Damn, fellow babies, I'm soooo tired. I'm really nearing the end of my thesis and as the light at the end of the tunnel comes to seem rather more real than hallucinatory (or mortal) I'm noticing just how deeply exhausted I am. I've finished reading for my conclusion and will begin the organizing and hopefully writing tomorrow. Also, I hope I can sleep tonight. I was up half the night last night with my mind doing a river dance (I know, embarrassing - why can't my sleepless mind be a fly hip hop dancer?).
So, here I am doing another 2-for-1 post. I really believe these will end soon and here's why: I'm going to be reading Victorian novels like mad when this is all over! Dear Dickens: I'm going to make it up to you for neglecting you so long. Sweet Balzac: I really want to get to know you; I think you have a beautiful mind. Sexy Collins: I know you're shallow and naughty but I love you for it. Lovely Eliot: It'll be so good to see you again!
Not that reading times have been bad lately. A few days ago, I finished Dorothy Osborne: Letters to Sir William Temple as edited by Kenneth Parker. Written between 1652 and 1654, these are some of the best letters ever written. Indeed, Osborne (who was not nearly as pretty as Temple - I'm giving you their portraits instead of the book cover), wooed this hotpants young Sir with her letters alone and if you've read them, you know why.
Dorothy Osborne could turn a phrase like the sexiest libertine could turn a well-shaped ankle and tiny foot encased in sexy boots. She could drop wit and knowledge like a pretty but predictably coquettish lady could drop a handkerchief at just the right time. If someone had ever written me letters like this I would have married them too, no question.
But yes, a turning point has been reached: this is the last book I'll ever read for my thesis. Well, for the writing of it anyway. I don't know what's involved in preparing for the defense but I can't think about that too much right now because then someone will have to unlace me and revive me with their smelling salts.
That said, I want for a moment to get back to what I'm going to read when this is all over. Yes, I'll be reading some insanely long Victorian novels and I can't wait. But I also envision a day when I can go back to reading Renaissance plays and romances just for fun, completely sans the emotional baggage I've collected in my time PhDing. Therapy may be required first, however: Vic Lit therapy, with some passionate and depressed Russians thrown in for good measure.
I also recently stormed my way through Yousef Al-Mohaimeed's Wolves of the Crescent Moon, which I found quite by accident in yet another late night used bookstore crawl. I am only somewhat ashamed to admit that I picked this one up entirely because of its pretty cover.
This book has been banned in Saudi Arabia, where the author is from, and it's been compared to the works of Gabriel Garcia Marquez. No, it doesn't seem as though the former is the result of the latter.
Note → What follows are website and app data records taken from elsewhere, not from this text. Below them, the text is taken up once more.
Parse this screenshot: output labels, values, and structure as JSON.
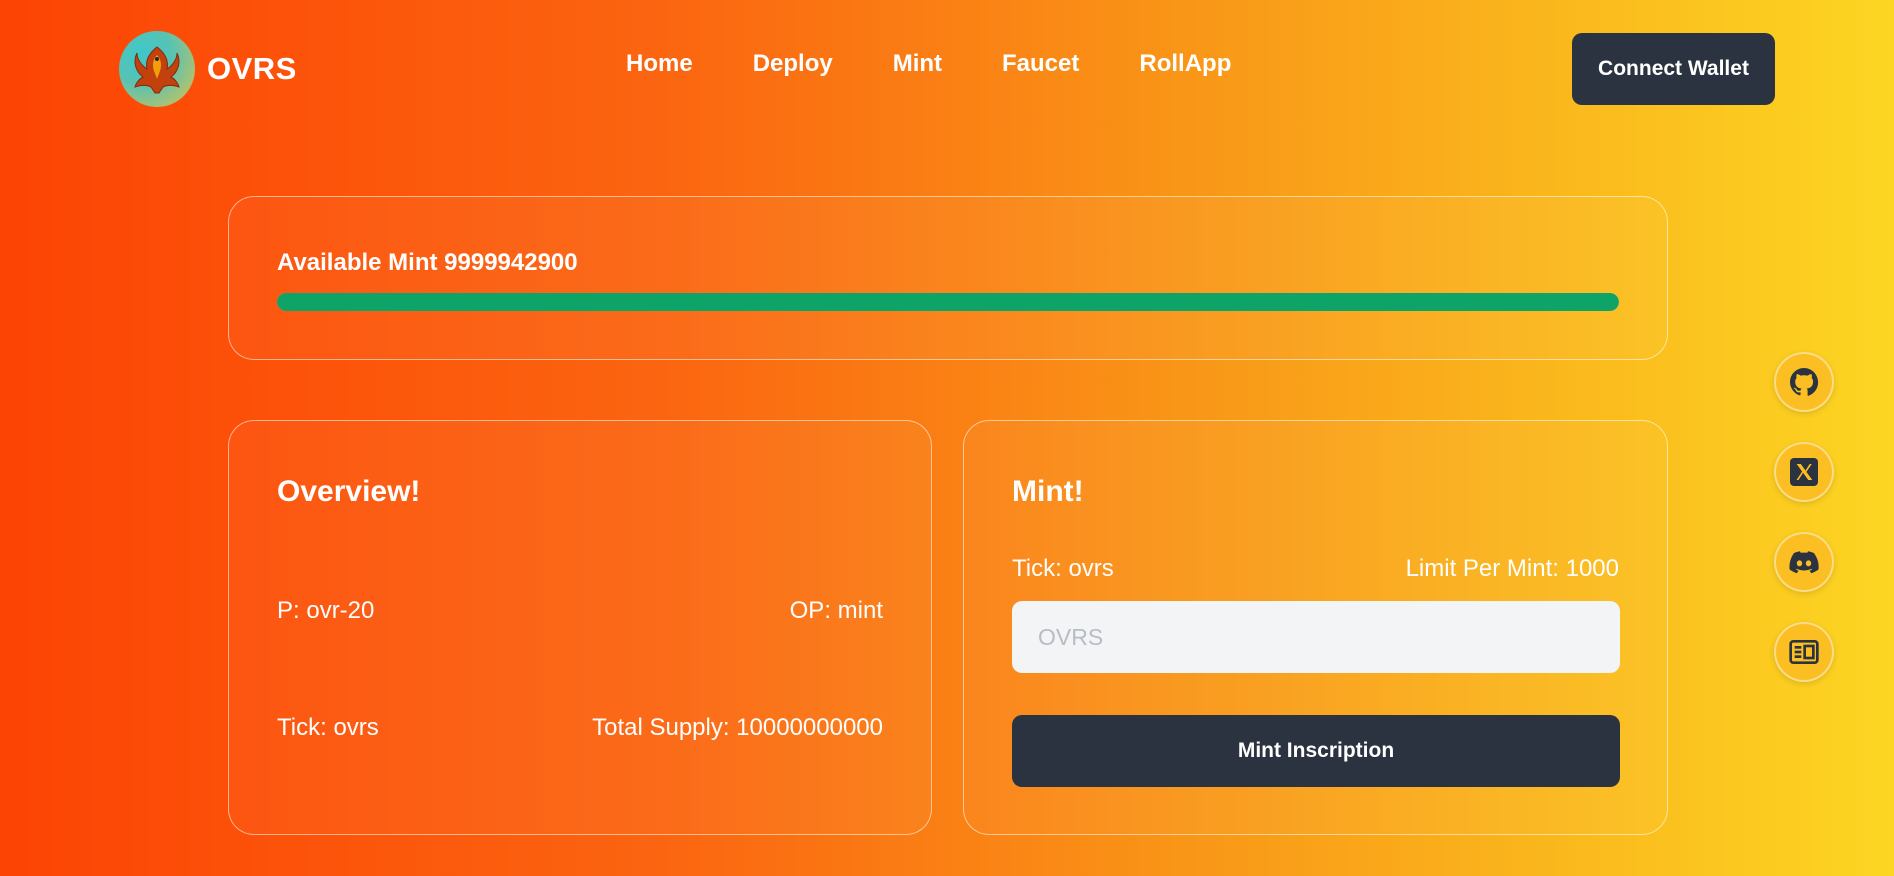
{
  "header": {
    "brand": "OVRS",
    "nav": [
      "Home",
      "Deploy",
      "Mint",
      "Faucet",
      "RollApp"
    ],
    "connect_label": "Connect Wallet"
  },
  "available": {
    "label": "Available Mint 9999942900",
    "progress_percent": 99.9994
  },
  "overview": {
    "title": "Overview!",
    "p": "P: ovr-20",
    "op": "OP: mint",
    "tick": "Tick: ovrs",
    "total_supply": "Total Supply: 10000000000"
  },
  "mint": {
    "title": "Mint!",
    "tick": "Tick: ovrs",
    "limit": "Limit Per Mint: 1000",
    "input_placeholder": "OVRS",
    "button_label": "Mint Inscription"
  },
  "social": [
    "github-icon",
    "x-icon",
    "discord-icon",
    "docs-icon"
  ],
  "colors": {
    "accent_dark": "#2c3340",
    "progress": "#0ea468",
    "social_bg": "#fbbf24"
  }
}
I don't think I know enough (i.e., anything) about Saudi Arabia to be able to speculate on why this book was banned and the back cover copy doesn't say why. Speaking of back cover copy, I don't believe, either, that comparing Al-Mohaimeed's writing to Marquez's is either fair or very accurate.
Al-Mohaimeed's writing seemed pretty unique and all his own to me; I suspect that comparing him to the well-known Marquez was a marketing ploy designed to draw in western readers, which I kind of understand. But I hate the way new or unknown writers end up being portrayed as derivative imitators of those that are well-established and have been deemed great by the arbiters of taste and distributors of large cash prizes for literature.
This sort of comparison may only be a marketing ploy; it may even be a successful one (but not with me - I did my usual page 40 test!). But I also have to wonder if such comparisons are the result of copy-writers simply running out of steam. In which case, I say we ban back cover copy right out, and not just because of the derivative/comparative impulse.
Back cover copy is too often written by the dangerous and irresponsible who, getting caught up in the summarizing skills they honed in grade 11 English class, forget themselves and reveal the entire plot on the back of the book!!!
Hissss! Just last night, I found a copy of George Elliot Clarke's Beatrice Chancy in my office and foolishly read the back cover copy. Before I knew it, 4 short sentences had given me the entire plot including the horrifying climax!! And this looks like a work that would have benefited from the reader being shocked and surprised. Curse you, you dirty bastard copy writer - may your hell include the revelation of all plots of every book you want to read!!
But back to Wolves of the Crescent Moon. I think this book was unique and in many ways compelling but I just feel like it didn't quite get there - "there" being wherever Al-Mohaimeed was trying to take it, and I'm not sure where that might be. However, as a first novel it's really good and I suspect he'll just get better and better. This book brings a whole world of pain though so don't read it if it's the only thing available when you're really trying to find some Wodehouse.